* Task goal: Repeat the data exactly. Pictures are not part of the copy.

* Task material:
:::

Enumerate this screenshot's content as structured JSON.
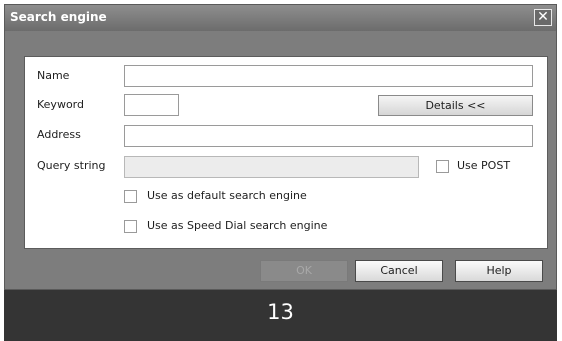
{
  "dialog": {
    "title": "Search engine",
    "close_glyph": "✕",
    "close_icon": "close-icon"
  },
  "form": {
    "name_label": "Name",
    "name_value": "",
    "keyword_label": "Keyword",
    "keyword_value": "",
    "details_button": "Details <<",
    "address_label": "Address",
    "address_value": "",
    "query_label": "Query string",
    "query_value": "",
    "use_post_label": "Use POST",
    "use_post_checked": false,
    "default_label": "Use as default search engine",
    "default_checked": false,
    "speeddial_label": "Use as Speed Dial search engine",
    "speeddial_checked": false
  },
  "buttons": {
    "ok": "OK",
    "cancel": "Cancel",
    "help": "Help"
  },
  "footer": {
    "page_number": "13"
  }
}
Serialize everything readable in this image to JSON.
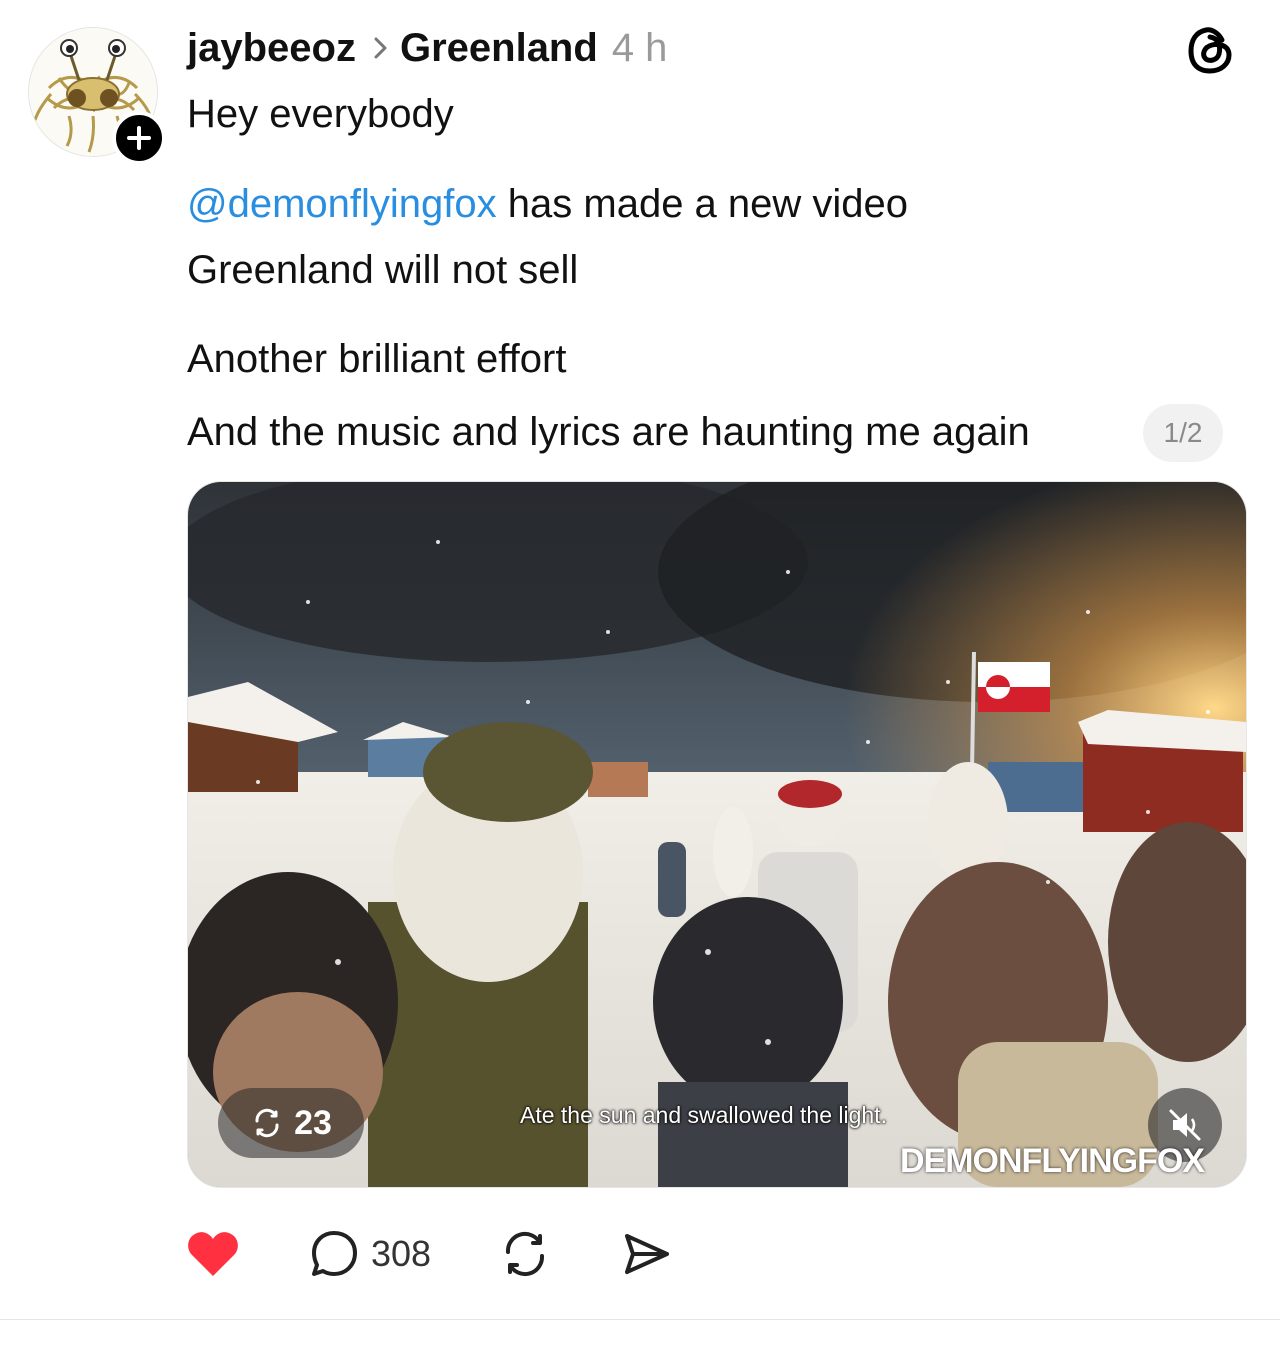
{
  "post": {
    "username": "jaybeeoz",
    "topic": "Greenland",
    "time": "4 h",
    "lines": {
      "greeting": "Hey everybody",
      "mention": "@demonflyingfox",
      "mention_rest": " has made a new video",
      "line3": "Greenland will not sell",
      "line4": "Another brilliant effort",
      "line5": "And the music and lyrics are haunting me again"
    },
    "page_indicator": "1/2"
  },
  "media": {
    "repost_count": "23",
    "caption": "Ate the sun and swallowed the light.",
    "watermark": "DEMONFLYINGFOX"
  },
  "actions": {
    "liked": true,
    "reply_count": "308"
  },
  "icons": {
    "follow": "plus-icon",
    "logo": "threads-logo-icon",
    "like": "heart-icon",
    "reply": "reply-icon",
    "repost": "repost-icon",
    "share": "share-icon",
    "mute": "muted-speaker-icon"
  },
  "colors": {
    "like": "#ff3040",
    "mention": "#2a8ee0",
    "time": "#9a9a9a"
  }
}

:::

* Task answer:
Enumerate this screenshot's content as structured JSON.
{
  "dialog": {
    "title": "Search engine",
    "close_glyph": "✕",
    "close_icon": "close-icon"
  },
  "form": {
    "name_label": "Name",
    "name_value": "",
    "keyword_label": "Keyword",
    "keyword_value": "",
    "details_button": "Details <<",
    "address_label": "Address",
    "address_value": "",
    "query_label": "Query string",
    "query_value": "",
    "use_post_label": "Use POST",
    "use_post_checked": false,
    "default_label": "Use as default search engine",
    "default_checked": false,
    "speeddial_label": "Use as Speed Dial search engine",
    "speeddial_checked": false
  },
  "buttons": {
    "ok": "OK",
    "cancel": "Cancel",
    "help": "Help"
  },
  "footer": {
    "page_number": "13"
  }
}
Serialize everything readable in this image to JSON.
{
  "post": {
    "username": "jaybeeoz",
    "topic": "Greenland",
    "time": "4 h",
    "lines": {
      "greeting": "Hey everybody",
      "mention": "@demonflyingfox",
      "mention_rest": " has made a new video",
      "line3": "Greenland will not sell",
      "line4": "Another brilliant effort",
      "line5": "And the music and lyrics are haunting me again"
    },
    "page_indicator": "1/2"
  },
  "media": {
    "repost_count": "23",
    "caption": "Ate the sun and swallowed the light.",
    "watermark": "DEMONFLYINGFOX"
  },
  "actions": {
    "liked": true,
    "reply_count": "308"
  },
  "icons": {
    "follow": "plus-icon",
    "logo": "threads-logo-icon",
    "like": "heart-icon",
    "reply": "reply-icon",
    "repost": "repost-icon",
    "share": "share-icon",
    "mute": "muted-speaker-icon"
  },
  "colors": {
    "like": "#ff3040",
    "mention": "#2a8ee0",
    "time": "#9a9a9a"
  }
}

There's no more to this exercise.